#### What is required
Report, from the records below, every line where the word "Idle" appears.

Start of Records for the exercise

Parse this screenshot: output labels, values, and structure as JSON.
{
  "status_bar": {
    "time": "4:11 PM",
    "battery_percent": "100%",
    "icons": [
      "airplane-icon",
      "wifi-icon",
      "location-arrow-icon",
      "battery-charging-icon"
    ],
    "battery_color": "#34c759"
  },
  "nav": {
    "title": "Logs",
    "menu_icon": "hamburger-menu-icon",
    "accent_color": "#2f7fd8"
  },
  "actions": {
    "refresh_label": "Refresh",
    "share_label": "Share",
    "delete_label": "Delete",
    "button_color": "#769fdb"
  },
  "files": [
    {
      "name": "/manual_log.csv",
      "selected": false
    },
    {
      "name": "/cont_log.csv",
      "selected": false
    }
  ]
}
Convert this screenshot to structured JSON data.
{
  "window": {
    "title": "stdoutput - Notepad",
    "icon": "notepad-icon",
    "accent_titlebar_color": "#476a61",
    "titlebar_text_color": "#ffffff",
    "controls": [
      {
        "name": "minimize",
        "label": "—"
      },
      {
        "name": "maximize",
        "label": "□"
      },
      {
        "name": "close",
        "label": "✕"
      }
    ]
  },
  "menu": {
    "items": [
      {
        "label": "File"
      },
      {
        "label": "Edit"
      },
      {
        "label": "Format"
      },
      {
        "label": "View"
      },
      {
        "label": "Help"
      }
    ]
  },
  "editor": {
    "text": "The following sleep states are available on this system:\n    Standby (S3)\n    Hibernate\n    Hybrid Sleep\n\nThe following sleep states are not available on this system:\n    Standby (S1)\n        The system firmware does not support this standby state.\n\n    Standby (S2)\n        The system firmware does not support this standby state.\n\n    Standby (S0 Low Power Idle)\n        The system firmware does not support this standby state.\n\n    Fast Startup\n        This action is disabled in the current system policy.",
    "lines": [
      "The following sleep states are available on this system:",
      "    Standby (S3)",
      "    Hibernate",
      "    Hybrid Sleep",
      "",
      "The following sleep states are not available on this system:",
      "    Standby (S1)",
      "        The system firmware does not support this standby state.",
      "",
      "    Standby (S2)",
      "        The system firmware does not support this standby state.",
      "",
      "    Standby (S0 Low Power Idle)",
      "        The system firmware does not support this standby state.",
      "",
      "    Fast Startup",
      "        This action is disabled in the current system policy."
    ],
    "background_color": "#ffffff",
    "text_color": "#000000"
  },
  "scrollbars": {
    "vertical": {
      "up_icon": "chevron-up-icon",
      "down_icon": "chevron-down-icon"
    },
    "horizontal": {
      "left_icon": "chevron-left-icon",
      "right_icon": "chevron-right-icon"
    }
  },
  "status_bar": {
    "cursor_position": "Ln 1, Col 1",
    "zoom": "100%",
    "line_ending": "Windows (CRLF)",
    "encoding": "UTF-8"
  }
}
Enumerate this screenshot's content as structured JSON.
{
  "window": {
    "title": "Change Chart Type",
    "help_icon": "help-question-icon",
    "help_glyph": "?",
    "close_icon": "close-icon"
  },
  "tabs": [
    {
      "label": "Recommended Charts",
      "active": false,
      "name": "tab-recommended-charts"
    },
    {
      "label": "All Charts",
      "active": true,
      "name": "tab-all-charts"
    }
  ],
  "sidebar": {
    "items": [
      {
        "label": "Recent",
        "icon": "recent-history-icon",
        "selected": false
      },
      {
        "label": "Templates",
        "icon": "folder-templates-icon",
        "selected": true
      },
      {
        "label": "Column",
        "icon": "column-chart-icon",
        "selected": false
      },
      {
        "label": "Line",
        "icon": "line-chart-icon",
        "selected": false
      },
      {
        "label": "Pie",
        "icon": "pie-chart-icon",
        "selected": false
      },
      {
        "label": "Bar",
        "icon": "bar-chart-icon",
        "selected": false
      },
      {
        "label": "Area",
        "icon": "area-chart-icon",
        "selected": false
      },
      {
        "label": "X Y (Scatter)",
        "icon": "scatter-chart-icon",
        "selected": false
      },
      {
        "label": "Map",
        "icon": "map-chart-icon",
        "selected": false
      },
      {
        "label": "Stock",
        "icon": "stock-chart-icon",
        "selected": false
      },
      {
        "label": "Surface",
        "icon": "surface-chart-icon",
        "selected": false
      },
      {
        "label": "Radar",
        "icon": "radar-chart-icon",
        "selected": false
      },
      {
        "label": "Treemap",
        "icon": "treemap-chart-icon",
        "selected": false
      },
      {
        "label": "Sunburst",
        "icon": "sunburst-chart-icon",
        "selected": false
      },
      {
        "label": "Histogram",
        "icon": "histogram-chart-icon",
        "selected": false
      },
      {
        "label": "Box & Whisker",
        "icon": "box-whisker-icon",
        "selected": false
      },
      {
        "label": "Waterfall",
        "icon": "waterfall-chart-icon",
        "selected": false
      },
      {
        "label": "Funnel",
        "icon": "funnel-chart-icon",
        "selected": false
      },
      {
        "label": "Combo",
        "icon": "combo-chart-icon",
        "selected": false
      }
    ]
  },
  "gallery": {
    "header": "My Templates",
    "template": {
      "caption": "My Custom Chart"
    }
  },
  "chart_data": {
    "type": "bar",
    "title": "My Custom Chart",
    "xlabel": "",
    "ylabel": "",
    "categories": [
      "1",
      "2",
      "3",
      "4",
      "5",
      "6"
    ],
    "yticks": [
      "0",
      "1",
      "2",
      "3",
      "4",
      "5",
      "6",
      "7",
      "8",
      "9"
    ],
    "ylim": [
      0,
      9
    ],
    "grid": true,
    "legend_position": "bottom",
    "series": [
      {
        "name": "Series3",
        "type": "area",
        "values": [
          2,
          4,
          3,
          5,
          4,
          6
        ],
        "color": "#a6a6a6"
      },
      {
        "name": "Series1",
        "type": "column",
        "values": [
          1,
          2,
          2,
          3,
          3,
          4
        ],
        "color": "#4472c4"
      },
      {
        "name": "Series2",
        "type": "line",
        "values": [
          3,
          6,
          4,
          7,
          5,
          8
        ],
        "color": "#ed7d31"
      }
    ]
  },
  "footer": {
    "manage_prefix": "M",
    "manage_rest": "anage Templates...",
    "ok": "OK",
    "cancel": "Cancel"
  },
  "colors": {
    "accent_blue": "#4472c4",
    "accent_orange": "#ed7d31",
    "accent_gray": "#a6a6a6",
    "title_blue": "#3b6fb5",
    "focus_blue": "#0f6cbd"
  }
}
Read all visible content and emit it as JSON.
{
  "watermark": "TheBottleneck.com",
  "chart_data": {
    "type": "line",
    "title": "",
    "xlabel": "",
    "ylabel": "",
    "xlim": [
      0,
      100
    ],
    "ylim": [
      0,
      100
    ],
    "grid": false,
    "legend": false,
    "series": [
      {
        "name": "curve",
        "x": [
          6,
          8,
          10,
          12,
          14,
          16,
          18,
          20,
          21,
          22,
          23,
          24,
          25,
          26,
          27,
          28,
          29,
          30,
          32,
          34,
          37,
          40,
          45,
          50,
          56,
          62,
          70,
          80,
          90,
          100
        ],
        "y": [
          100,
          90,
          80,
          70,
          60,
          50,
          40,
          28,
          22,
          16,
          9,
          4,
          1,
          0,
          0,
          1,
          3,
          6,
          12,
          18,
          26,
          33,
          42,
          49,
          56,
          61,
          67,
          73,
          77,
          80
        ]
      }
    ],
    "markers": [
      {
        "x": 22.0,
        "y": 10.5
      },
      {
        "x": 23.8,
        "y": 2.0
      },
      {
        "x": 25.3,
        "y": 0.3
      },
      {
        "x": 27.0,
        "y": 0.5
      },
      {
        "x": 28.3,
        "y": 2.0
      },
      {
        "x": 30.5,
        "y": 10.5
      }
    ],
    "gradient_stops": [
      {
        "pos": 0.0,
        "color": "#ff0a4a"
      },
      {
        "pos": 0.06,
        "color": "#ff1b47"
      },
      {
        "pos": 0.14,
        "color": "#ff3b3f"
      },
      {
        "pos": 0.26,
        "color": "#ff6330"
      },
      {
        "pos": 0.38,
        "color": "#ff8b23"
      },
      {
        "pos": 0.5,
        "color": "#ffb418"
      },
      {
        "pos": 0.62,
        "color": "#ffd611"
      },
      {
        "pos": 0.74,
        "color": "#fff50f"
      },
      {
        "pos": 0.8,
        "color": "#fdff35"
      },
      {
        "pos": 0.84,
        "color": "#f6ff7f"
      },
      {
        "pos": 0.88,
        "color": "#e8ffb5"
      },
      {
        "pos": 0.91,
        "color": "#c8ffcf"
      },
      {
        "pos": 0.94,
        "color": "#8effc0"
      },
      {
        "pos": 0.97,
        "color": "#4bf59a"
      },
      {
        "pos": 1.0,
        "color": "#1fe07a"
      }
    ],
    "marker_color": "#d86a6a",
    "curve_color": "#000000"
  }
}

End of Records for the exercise

#### Solution for this problem
    "text": "The following sleep states are available on this system:\n    Standby (S3)\n    Hibernate\n    Hybrid Sleep\n\nThe following sleep states are not available on this system:\n    Standby (S1)\n        The system firmware does not support this standby state.\n\n    Standby (S2)\n        The system firmware does not support this standby state.\n\n    Standby (S0 Low Power Idle)\n        The system firmware does not support this standby state.\n\n    Fast Startup\n        This action is disabled in the current system policy.",
      "    Standby (S0 Low Power Idle)",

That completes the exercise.